Records provided:
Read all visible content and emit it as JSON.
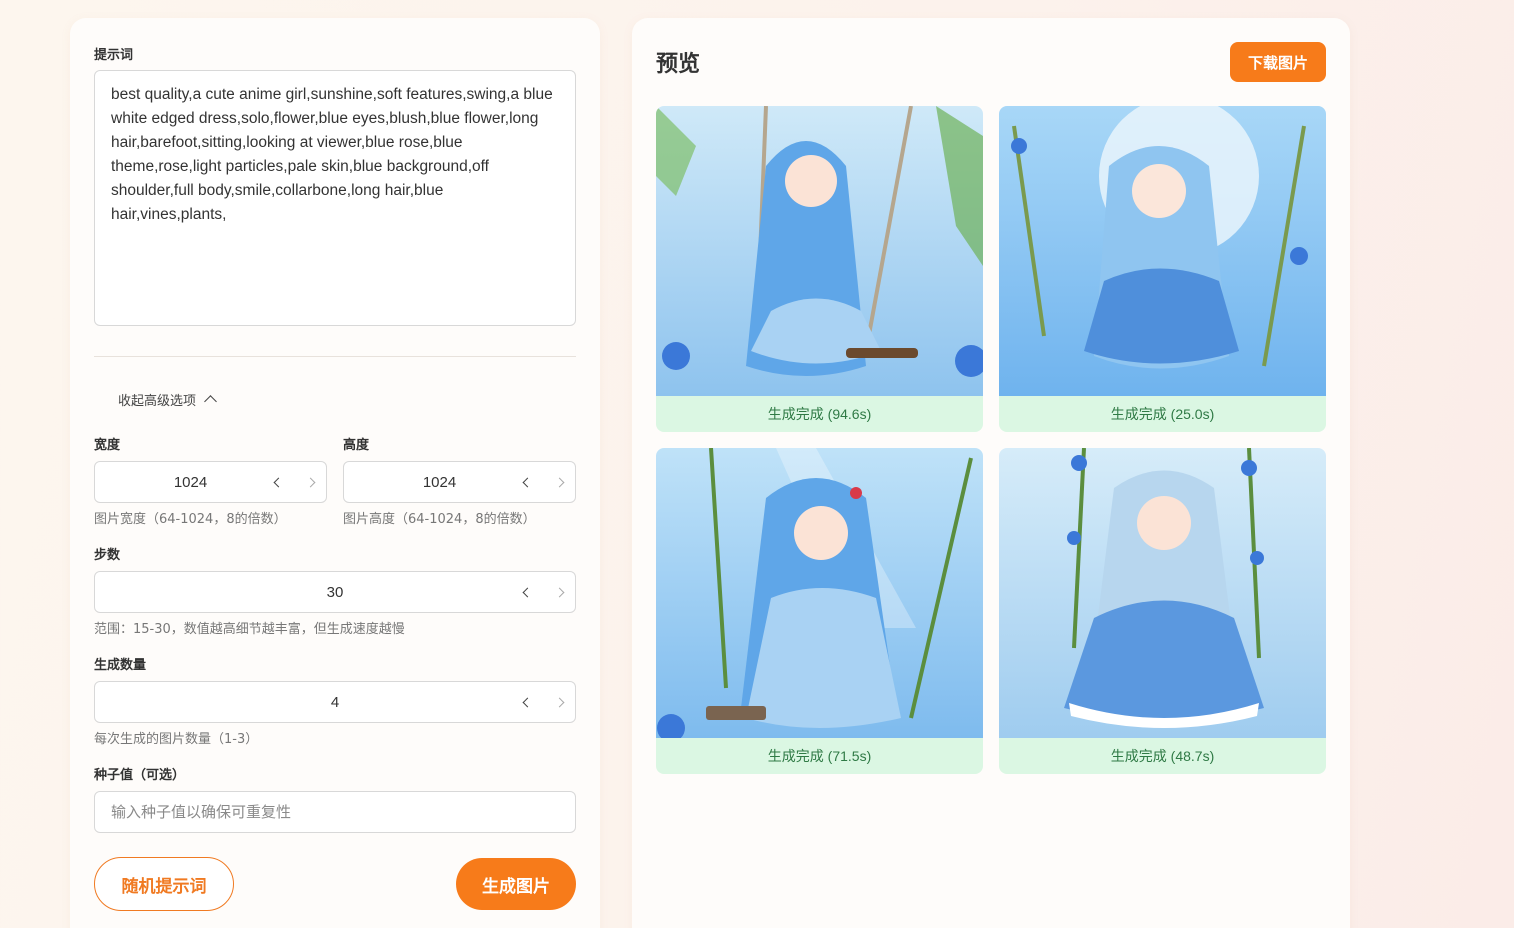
{
  "form": {
    "prompt_label": "提示词",
    "prompt_text": "best quality,a cute anime girl,sunshine,soft features,swing,a blue white edged dress,solo,flower,blue eyes,blush,blue flower,long hair,barefoot,sitting,looking at viewer,blue rose,blue theme,rose,light particles,pale skin,blue background,off shoulder,full body,smile,collarbone,long hair,blue hair,vines,plants,",
    "advanced_toggle": "收起高级选项",
    "width": {
      "label": "宽度",
      "value": "1024",
      "hint": "图片宽度（64-1024，8的倍数）"
    },
    "height": {
      "label": "高度",
      "value": "1024",
      "hint": "图片高度（64-1024，8的倍数）"
    },
    "steps": {
      "label": "步数",
      "value": "30",
      "hint": "范围：15-30，数值越高细节越丰富，但生成速度越慢"
    },
    "count": {
      "label": "生成数量",
      "value": "4",
      "hint": "每次生成的图片数量（1-3）"
    },
    "seed": {
      "label": "种子值（可选）",
      "placeholder": "输入种子值以确保可重复性",
      "value": ""
    },
    "random_button": "随机提示词",
    "generate_button": "生成图片"
  },
  "preview": {
    "title": "预览",
    "download_button": "下载图片",
    "images": [
      {
        "status": "生成完成 (94.6s)"
      },
      {
        "status": "生成完成 (25.0s)"
      },
      {
        "status": "生成完成 (71.5s)"
      },
      {
        "status": "生成完成 (48.7s)"
      }
    ]
  },
  "colors": {
    "accent": "#f77b1a",
    "status_bg": "#dbf7e3",
    "status_text": "#2f7a45"
  }
}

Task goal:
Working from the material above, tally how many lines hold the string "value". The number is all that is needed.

Result below:
5